‘Mr Hoppy lived in a small flat high up in a tall concrete building. He lived alone. He had always been a lonely man and now that he was retired from work he was more lonely than ever.’
Mr Hoppy really loves his neighbour Mrs Silver, and Mrs Silver really loves her tortoise, Alfie. One day Mrs Silver asks Mr Hoppy how to make Alfie grow, and suddenly Mr Hoppy knows the way to win her heart. With the help of a magical spell and some cabbage leaves, can Mr Hoppy be happy at last?
What I think:
This is a really beautiful romance story about two elderly neighbours, Mr Hoppy is completely in love with Mrs Silver (presumably her husband died) but just looks at her from his balcony and the only thing he can talk about is Mrs Silver’s tortoise, Alfie. The love Mrs Silver shows for her pet is beautiful, you really get the feeling that when Mr Silver died (again just guessing here) Alfie became the new love of her life and one of the only things that keeps her going. She adores this tortoise and spends all her money on making sure he had the best food and everything he might possibly need. But she’s worried about why Alfie isn’t growing, not because she wants him to be bigger but because she’s worried that he wants to be bigger and that it can’t be much fun once being 13 ounces.
Mr Hopper, in all his wisdom and desperation, decides to buy EVERY SINGLE TORTOISE IN TOWN and gradually swap them so that ‘Alfie’ will grow. This is where looking at it as an adult I find it a bit uncomfortable. It’s not like he’s asked her out and has been turned down but this slight obsession with proving himself to her is a bit uncomfortable. Although unlike ‘The Exact Opposite of Okay’ he’s not trying to prove they’d be better as a couple than friends, it is emphasised that he’s cripplingly shy and is really just looking for an excuse to talk to her rather than her going out with him. But there is a tad of expectation that because he loves her she must love him back once he’s able to get up the courage to talk to her. As a kid I didn’t notice or care about this part, and it’s not a deal breaker because I’m sure that if she turned him down he would accept it, but buying literally every tortoise seems a bit excessive. Just a bit.
Also the fact that tortoise language is just backwards and he write up a spell for her is fun, hence the title of the book ‘Esio Trot’ becomes ‘Tortoise’. As a side note when writing in tortoise language/backwards it’s a good trick to split some words up and merge others together. (‘I show not your face but your hearts desire’ becoming ‘Erised stra ehru oyt ube carfu oyt on woshi’ is a good example of this.)
Once Alfie is finally the perfect size and Mr Hopped finally gets up the courage to ask if he can go into Mrs Silver’s house and she gives him a hug in excitement.

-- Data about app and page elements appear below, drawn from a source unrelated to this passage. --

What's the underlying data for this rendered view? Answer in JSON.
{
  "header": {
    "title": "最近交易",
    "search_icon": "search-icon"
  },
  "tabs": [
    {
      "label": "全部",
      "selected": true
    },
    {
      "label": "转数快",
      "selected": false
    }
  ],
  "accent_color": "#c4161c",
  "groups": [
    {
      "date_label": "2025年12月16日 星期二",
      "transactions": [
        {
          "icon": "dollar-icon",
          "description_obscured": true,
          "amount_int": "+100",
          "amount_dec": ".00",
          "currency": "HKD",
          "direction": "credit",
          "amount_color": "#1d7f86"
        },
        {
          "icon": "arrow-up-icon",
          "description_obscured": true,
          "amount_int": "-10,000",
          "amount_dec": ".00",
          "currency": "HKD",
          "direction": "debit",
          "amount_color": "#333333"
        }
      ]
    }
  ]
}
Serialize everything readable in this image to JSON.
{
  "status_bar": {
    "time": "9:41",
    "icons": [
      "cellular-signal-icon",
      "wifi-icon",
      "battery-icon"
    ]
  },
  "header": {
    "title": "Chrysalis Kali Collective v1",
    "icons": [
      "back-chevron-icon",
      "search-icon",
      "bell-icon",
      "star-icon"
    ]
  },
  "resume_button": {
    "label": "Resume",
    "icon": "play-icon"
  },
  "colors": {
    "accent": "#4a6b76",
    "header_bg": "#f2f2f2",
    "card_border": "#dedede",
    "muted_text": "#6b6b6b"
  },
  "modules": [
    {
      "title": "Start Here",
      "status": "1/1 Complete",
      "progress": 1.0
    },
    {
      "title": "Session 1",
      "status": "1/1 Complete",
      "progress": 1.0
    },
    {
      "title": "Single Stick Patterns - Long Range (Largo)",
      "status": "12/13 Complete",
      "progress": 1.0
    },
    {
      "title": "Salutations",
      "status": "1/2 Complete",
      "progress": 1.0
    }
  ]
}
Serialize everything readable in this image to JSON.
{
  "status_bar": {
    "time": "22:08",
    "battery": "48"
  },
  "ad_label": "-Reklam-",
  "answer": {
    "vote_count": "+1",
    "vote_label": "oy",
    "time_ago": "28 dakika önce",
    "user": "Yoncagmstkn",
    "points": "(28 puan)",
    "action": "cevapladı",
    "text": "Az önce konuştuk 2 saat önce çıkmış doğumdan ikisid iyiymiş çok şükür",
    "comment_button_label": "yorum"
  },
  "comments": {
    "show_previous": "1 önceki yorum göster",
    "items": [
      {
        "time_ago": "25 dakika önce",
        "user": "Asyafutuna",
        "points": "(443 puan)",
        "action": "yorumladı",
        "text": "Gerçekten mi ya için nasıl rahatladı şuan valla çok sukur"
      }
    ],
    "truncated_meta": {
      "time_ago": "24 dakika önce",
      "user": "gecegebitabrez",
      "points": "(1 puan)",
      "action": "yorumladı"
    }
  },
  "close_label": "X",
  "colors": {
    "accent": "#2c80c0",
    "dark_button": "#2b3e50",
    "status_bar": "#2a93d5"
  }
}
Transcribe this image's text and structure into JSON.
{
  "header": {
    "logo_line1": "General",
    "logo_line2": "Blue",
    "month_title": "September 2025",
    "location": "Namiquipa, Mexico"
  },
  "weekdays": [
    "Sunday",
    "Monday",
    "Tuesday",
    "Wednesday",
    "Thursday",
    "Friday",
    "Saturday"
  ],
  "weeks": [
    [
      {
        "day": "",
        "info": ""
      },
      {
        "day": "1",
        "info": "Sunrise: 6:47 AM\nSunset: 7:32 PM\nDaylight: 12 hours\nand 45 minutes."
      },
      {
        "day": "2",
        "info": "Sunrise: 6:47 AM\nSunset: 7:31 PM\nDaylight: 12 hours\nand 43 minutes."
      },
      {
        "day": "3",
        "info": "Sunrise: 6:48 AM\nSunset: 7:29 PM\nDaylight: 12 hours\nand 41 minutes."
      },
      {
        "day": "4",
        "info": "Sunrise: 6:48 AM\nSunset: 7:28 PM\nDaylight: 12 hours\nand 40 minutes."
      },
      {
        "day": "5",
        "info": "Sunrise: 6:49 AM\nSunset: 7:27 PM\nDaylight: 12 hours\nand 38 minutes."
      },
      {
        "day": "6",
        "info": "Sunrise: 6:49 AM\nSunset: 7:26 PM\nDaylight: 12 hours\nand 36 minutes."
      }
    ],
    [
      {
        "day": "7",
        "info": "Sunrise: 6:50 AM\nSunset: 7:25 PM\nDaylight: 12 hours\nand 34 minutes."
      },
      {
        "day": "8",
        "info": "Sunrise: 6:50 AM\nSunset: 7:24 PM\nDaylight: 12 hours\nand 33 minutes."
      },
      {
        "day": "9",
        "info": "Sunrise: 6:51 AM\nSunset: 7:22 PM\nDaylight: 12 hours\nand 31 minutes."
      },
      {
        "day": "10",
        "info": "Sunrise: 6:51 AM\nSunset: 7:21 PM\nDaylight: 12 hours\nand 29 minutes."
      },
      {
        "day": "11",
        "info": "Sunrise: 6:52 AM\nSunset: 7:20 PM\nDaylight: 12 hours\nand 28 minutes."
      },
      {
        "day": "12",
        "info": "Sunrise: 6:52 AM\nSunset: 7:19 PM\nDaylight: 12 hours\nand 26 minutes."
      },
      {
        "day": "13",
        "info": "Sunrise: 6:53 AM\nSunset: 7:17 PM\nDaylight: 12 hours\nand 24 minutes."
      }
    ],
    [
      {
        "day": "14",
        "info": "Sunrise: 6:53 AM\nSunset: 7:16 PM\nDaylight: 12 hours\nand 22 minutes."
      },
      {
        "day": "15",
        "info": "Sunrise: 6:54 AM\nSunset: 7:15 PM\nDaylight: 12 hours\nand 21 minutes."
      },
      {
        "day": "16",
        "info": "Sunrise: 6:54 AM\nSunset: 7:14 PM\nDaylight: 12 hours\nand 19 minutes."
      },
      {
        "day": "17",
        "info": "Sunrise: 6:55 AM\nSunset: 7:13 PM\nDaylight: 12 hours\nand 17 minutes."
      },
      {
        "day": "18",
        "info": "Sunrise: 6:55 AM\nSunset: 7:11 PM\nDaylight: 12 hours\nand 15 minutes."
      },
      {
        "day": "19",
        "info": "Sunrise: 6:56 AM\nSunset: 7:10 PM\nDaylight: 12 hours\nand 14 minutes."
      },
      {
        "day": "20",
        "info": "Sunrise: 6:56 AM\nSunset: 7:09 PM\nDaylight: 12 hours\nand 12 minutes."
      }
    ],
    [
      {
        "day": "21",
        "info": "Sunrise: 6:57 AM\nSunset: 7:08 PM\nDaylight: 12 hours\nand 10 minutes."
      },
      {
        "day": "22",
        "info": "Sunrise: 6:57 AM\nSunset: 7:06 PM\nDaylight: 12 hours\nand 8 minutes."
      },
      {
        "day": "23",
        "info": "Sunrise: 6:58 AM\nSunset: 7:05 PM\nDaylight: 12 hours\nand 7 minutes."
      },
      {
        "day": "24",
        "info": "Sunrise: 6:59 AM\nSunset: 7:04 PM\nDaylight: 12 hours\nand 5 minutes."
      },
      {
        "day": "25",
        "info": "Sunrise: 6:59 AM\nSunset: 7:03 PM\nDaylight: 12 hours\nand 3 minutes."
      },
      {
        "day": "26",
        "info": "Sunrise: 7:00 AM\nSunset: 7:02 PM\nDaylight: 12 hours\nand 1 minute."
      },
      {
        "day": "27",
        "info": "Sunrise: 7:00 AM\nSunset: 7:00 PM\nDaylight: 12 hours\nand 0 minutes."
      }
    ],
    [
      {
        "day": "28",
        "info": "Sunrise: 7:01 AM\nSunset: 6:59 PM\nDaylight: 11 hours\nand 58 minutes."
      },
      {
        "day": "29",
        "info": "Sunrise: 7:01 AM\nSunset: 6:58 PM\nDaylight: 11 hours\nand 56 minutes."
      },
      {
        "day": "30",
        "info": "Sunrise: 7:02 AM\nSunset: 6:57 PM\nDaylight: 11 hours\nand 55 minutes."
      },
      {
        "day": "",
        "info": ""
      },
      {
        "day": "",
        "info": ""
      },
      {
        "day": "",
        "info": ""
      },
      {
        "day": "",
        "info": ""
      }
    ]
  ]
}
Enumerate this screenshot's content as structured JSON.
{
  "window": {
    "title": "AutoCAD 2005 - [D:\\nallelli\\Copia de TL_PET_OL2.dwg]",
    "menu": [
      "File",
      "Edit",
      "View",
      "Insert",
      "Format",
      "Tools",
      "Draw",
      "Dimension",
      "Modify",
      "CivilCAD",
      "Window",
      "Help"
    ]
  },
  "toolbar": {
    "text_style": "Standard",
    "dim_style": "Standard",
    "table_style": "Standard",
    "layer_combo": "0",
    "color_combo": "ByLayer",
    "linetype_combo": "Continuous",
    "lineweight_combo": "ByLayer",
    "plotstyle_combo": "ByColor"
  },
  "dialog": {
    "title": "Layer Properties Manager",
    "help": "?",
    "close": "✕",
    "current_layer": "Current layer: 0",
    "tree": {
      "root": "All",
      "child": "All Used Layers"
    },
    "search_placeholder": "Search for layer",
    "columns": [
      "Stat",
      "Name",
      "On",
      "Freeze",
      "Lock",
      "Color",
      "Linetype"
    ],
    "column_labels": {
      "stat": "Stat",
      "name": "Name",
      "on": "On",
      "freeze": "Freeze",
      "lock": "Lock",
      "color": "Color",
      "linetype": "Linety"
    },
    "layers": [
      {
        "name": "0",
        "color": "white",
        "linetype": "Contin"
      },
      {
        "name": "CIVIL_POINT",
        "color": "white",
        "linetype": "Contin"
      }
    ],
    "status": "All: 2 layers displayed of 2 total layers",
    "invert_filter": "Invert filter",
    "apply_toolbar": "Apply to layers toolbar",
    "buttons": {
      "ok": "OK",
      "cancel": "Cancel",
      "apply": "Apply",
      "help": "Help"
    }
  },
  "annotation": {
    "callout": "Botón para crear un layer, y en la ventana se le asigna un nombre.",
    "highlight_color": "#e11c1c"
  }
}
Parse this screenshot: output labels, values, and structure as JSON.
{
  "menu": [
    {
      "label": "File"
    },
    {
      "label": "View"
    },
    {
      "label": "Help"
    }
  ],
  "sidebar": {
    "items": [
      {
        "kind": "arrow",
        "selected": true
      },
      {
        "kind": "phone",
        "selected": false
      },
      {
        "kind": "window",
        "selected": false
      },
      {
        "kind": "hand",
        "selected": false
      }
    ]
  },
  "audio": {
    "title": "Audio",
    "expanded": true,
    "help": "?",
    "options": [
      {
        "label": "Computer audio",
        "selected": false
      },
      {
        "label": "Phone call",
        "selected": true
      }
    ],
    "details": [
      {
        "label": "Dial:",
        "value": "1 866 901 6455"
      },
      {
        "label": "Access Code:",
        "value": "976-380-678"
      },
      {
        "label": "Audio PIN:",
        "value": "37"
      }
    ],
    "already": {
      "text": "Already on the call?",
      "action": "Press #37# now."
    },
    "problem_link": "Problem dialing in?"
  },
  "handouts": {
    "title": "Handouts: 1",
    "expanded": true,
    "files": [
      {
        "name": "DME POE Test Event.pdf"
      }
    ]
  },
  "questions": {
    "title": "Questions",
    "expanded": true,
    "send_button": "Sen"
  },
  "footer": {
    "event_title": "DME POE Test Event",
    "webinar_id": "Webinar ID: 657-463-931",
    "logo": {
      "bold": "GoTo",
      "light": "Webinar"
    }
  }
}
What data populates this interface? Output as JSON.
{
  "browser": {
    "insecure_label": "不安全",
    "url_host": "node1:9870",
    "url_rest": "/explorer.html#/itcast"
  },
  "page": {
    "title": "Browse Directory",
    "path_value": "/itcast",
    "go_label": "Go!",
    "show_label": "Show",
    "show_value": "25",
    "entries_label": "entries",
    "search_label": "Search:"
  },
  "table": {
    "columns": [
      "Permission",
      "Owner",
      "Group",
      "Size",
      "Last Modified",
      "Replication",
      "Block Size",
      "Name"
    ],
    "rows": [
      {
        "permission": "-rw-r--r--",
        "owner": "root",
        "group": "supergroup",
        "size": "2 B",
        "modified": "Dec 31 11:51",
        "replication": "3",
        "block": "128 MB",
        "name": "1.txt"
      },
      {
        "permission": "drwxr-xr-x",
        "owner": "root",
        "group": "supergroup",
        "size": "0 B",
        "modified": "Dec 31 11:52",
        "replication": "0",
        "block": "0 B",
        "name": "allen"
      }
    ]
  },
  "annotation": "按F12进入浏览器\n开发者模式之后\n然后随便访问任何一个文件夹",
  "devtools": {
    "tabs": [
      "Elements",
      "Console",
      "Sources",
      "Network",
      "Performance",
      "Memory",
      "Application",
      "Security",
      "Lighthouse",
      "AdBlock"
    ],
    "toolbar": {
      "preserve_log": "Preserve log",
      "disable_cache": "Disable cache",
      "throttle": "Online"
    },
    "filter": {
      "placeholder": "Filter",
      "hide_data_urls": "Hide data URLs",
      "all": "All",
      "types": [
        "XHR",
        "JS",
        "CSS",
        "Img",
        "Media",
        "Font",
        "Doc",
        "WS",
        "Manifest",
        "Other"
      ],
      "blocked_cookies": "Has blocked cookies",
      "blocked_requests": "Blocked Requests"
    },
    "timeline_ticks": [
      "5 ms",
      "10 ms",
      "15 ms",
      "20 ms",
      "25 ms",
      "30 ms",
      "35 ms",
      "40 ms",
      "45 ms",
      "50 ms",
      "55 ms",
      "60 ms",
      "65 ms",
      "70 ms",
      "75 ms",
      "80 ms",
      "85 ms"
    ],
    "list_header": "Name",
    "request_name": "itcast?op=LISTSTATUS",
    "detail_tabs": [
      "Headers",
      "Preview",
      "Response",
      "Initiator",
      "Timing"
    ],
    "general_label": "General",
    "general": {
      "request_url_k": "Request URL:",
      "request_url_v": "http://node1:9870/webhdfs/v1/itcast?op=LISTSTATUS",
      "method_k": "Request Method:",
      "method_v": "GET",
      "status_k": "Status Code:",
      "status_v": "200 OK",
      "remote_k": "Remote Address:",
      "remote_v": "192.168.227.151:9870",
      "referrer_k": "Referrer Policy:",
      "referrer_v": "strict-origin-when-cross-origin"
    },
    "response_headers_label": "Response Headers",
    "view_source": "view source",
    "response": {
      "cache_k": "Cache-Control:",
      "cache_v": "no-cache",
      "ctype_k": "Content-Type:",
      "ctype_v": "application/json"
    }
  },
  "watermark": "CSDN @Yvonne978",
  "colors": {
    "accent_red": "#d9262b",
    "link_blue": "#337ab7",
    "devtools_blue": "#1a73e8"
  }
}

And then he plucks up the courage to ask her to marry him and she says yes. This makes me think that she probably loved him as well before all of this (because agreeing to marry someone after a handful of conversations about the size of a tortoise is extreme and stupidly implusive)
Why I read it:
In continuing my Roald Dahl marathon read I was looking forward to a nice simple book after Children of Blood and Bone. It was also part of my Easter Readathon, an extra book but also a short one. It was a bit of a palette cleaner before my next book which I knew was going to be heavy and a very different type of read.
On the whole this is a beautiful book. It’s a real surprise that Dahl wrote a children’s book about the relationship between an old couple. It’s not a normal topic for a kids book but it works. And like I said there are parts that make me feel slightly uncomfortable looking back but it doesn’t change the fact that I love this book.
It’s a gentle read about normal life, there’s no big adventure, giants, or magical powers, it’s simply about two people and a pet tortoise. In fact there are only two locations – his flat and her flat – they briefly mention all the different pet shops but that’s pretty much it.
Would I recommend: Yes, it’s an easy read and a nice gentle story.
Popsugar: A book that you borrowed/given as a gift (this was part of my library Roald Dahl haul).
Read Harder: One sitting.
I have no defence for being away for so long but I have started a new job, run my very first guiding residential (which takes a metric tonne worth of planning as well as being completely exhausting), and my laptop has died what I believe to be his final death.
However I am here and this time with a nice short story about old people and tortoises. I have also managed to make good use of my commute and lunchtimes to keep working through the TBR.
Please leave a comment and let me know what you think, it really does mean a lot especially as I’ve been so bad at updating recently.
P.S my next book is Perfume: The Story of a Murderer, by Patrick Patrick Suskind